Cannes 2011 Diary #3: ‘The Tree of Life’, ‘The Artist’, ‘Martha Marcy May Marlene’, and more
Film people (this writer included) tend to be jaded and bitter, always ready to scoff at teenagers who can’t wait to see the next Twilight or are counting the days to the new Batman movie. Yet, film catnip such as a new Terrence Malick makes even the most serious filmgoer wait and gasp at the sight of a ticket for The Tree of Life. That’s why it was very shocking to hear the booing at the press screening, among, yes, a few applauses and mostly baffled silence. It was going to be impossible to survive such hype to any movie, let alone one with such flaws as the fifth film in 40 years directed by the maestro.
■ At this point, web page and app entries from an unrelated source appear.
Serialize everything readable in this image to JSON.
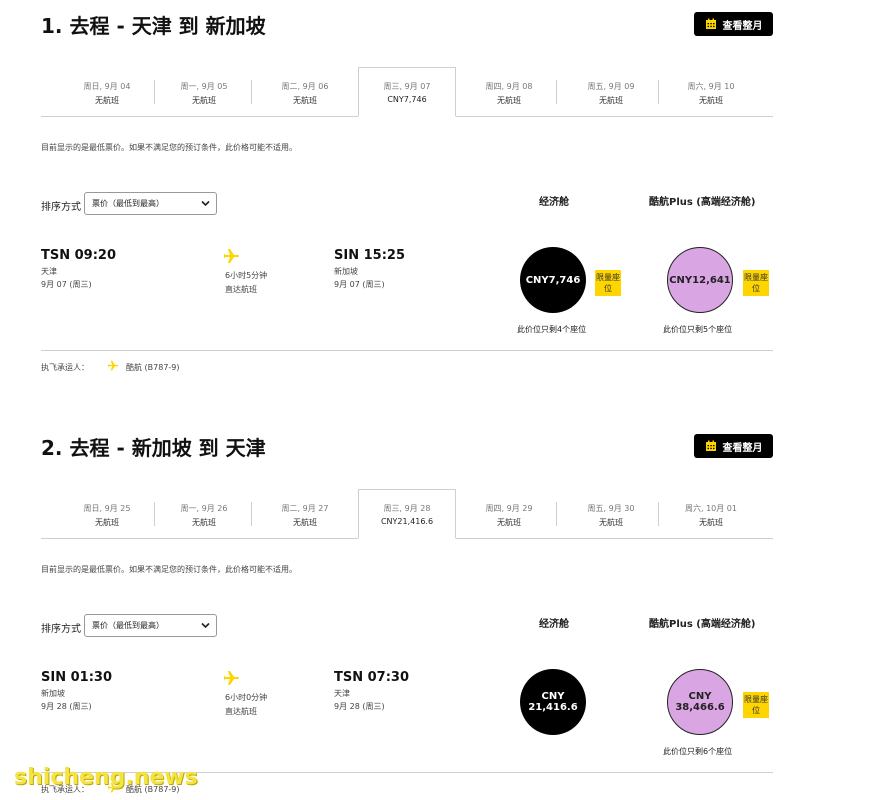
{
  "colors": {
    "accent": "#ffd500",
    "economy_circle": "#000000",
    "plus_circle": "#d9a5e3"
  },
  "sections": [
    {
      "title": "1. 去程 - 天津 到 新加坡",
      "calendar_button": "查看整月",
      "tabs": [
        {
          "date": "周日, 9月 04",
          "price": "无航班"
        },
        {
          "date": "周一, 9月 05",
          "price": "无航班"
        },
        {
          "date": "周二, 9月 06",
          "price": "无航班"
        },
        {
          "date": "周三, 9月 07",
          "price": "CNY7,746"
        },
        {
          "date": "周四, 9月 08",
          "price": "无航班"
        },
        {
          "date": "周五, 9月 09",
          "price": "无航班"
        },
        {
          "date": "周六, 9月 10",
          "price": "无航班"
        }
      ],
      "active_tab": 3,
      "note": "目前显示的是最低票价。如果不满足您的预订条件，此价格可能不适用。",
      "sort_label": "排序方式",
      "sort_value": "票价（最低到最高）",
      "cabin_economy": "经济舱",
      "cabin_plus": "酷航Plus (高端经济舱)",
      "flight": {
        "dep_code": "TSN 09:20",
        "dep_city": "天津",
        "dep_date": "9月 07 (周三)",
        "duration": "6小时5分钟",
        "direct": "直达航班",
        "arr_code": "SIN 15:25",
        "arr_city": "新加坡",
        "arr_date": "9月 07 (周三)"
      },
      "economy_price_line1": "CNY7,746",
      "economy_price_line2": "",
      "plus_price_line1": "CNY12,641",
      "plus_price_line2": "",
      "ribbon": "限量座位",
      "economy_seat_note": "此价位只剩4个座位",
      "plus_seat_note": "此价位只剩5个座位",
      "operator_label": "执飞承运人：",
      "operator_name": "酷航 (B787-9)"
    },
    {
      "title": "2. 去程 - 新加坡 到 天津",
      "calendar_button": "查看整月",
      "tabs": [
        {
          "date": "周日, 9月 25",
          "price": "无航班"
        },
        {
          "date": "周一, 9月 26",
          "price": "无航班"
        },
        {
          "date": "周二, 9月 27",
          "price": "无航班"
        },
        {
          "date": "周三, 9月 28",
          "price": "CNY21,416.6"
        },
        {
          "date": "周四, 9月 29",
          "price": "无航班"
        },
        {
          "date": "周五, 9月 30",
          "price": "无航班"
        },
        {
          "date": "周六, 10月 01",
          "price": "无航班"
        }
      ],
      "active_tab": 3,
      "note": "目前显示的是最低票价。如果不满足您的预订条件，此价格可能不适用。",
      "sort_label": "排序方式",
      "sort_value": "票价（最低到最高）",
      "cabin_economy": "经济舱",
      "cabin_plus": "酷航Plus (高端经济舱)",
      "flight": {
        "dep_code": "SIN 01:30",
        "dep_city": "新加坡",
        "dep_date": "9月 28 (周三)",
        "duration": "6小时0分钟",
        "direct": "直达航班",
        "arr_code": "TSN 07:30",
        "arr_city": "天津",
        "arr_date": "9月 28 (周三)"
      },
      "economy_price_line1": "CNY",
      "economy_price_line2": "21,416.6",
      "plus_price_line1": "CNY",
      "plus_price_line2": "38,466.6",
      "ribbon": "限量座位",
      "economy_seat_note": "",
      "plus_seat_note": "此价位只剩6个座位",
      "operator_label": "执飞承运人：",
      "operator_name": "酷航 (B787-9)"
    }
  ],
  "watermark": "shicheng.news"
}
Yes, it is one of the most stunning achievements in image and sound in the medium’s history; unfortunately it is so ambitious and almost every frame is loaded with such heavy symbolism, that its discourse becomes completely unintelligible. There is something about love being the tree of life or something like it, but then again, who knows. Somewhere in there there’s a story of a family in the 50’s; the strict father (Brad Pitt) is trying his best but sometimes he comes across as an asshole, there is a stoic mother and three children, one of them will grow to be Sean Penn (though he is present for only about seven minutes of the movie). Around them there are flowers, clouds, volcanoes, a foetus, more clouds and a couple of dinosaurs. Everything is stunningly photographed (it will finally get cinematographer Emmanuel Lubezki his way overdue Oscar) but it ultimately feels like something is missing.
Who would’ve ever thought a few weeks ago that The Tree of Life would disappoint so many and the new film from the director of Brice de Nice and the Bond spoofs OSS117 would be so loved? Indeed, The Artist, from director Michel Hazanivicius, has been a great pleasure of the festival. A good old-fashioned romantic comedy, so old-fashioned that is black and white and silent, The Artist chronicles the rise of an actress and the fall of a leading man as silent Hollywood starts to embrace sound. Lovingly crafted (even the screen ratio is 1.33, like most Rudolph Valentino movies), smart and geeky without being pretentious, the movie reminded the audience that it is okay to enjoy movies and there is no shame in it.
That is not the case with the two films that have caused the most walk-outs this year: the French L’Apollonide; Souvenirs De La Maison Close (Memories of the brothel) and the Dutch Code Blue. Memories is set in a Paris bordello at the end of the 19th century, where some very uninteresting whores receive some mildly unpleasant men. It bears every cliché of the French art house movie, though it has some mysterious feeling; however, after a few minutes the only mystery is how Bertand Bonello keeps getting his films financed. Urszula Antoniak’s Code Blue is this year´s lonely-older-woman-desperate-for-attention film. After a very promising beginning, in which we meet the protagonist, a nurse who cares for the elderly terminal patients, things go down the drain when we realize that his profession doesn´t really serve any greater purpose, and the nurse starts to do some very objectionable things, more for shock value than anything else.
Objectionable things also happen in the gripping, disturbing Sundance winner Martha Marcy May Marlene, a great first film by Sean Durkin. A girl escapes a cult and tries to adjust back to regular life; she has been so brainwashed that it is increasingly difficult for her (and the audience) to clearly distinguish between memory and reality. Cleverly edited and perfectly acted, Marcy shows that when dark themes are treated without pretentiousness, the results can be amazing.
Finally, the appearance of a Lebanese film is usually a welcome sight and this year, Nadine Labaki’s Where Do We Go Now? was a welcome antidote to Bonello’s whores. The director of Caramel returns with another sweet comedy/drama (with a few songs thrown in) about a town in which Muslims and Christians peacefully coexist. When the reality of the Middle East threatens to break such harmony, the women (from both religions) take it upon themselves to avoid the bloodshed. Unfortunately, things in real life are not that simple, but Where Do We Go Now? at least shows that, perhaps, these problems might be resolved in different ways.